   Between the 12th of July, 1774 and the 16th of May, 1775 various counties throughout the Province of Pennsylvania set up Committees. A Committee of Observation was set up in the county of Berks on 05 December, 1774. A Committee of Observation was established in the county of Chester on 20 December, 1774. Cumberland County formed a Committee of Observation on 12 July, 1774. A Committee of Observation was established in Northampton County on 21 December, 1774. Washington County's Committee of Observation was set up on 16 May, 1775. Westmoreland County's Committee of Inspection resolved to support the Association on 16 May, 1775. A Committee of Observation was chosen in York County at a general meeting of the inhabitants on 16 December, 1774.

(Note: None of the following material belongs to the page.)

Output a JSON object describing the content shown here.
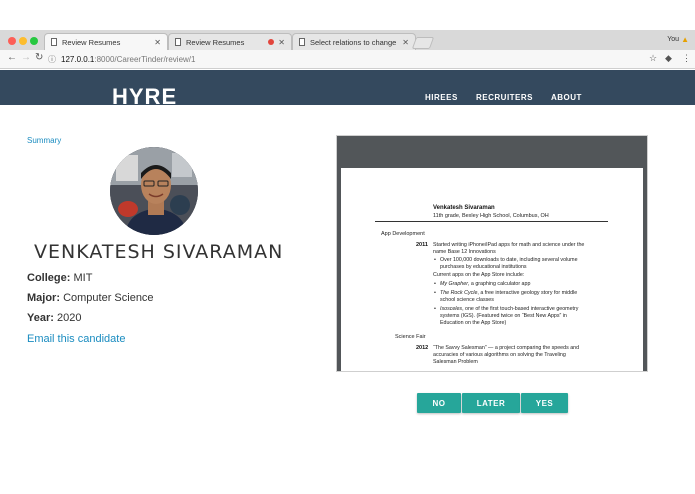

   Our own Bedford County established a Committee of Observation on 09 May, 1775. Although it was not the first county in the Province of Pennsylvania to declare its support of the Association by establishing a Committee of Inspection and Observation, it certainly was not the last one to do so. There were five members chosen to be part of that Committee: Samuel Davidson, David Espy, George Funk, Thomas Smith and George Woods. Those five men were not necessarily the only ones residing in Bedford County who supported the Association. Over the next few years, many men would make their way to the Bedford County Court House to sign Oaths of Allegiance and join the militia. They were all Sons Of Liberty.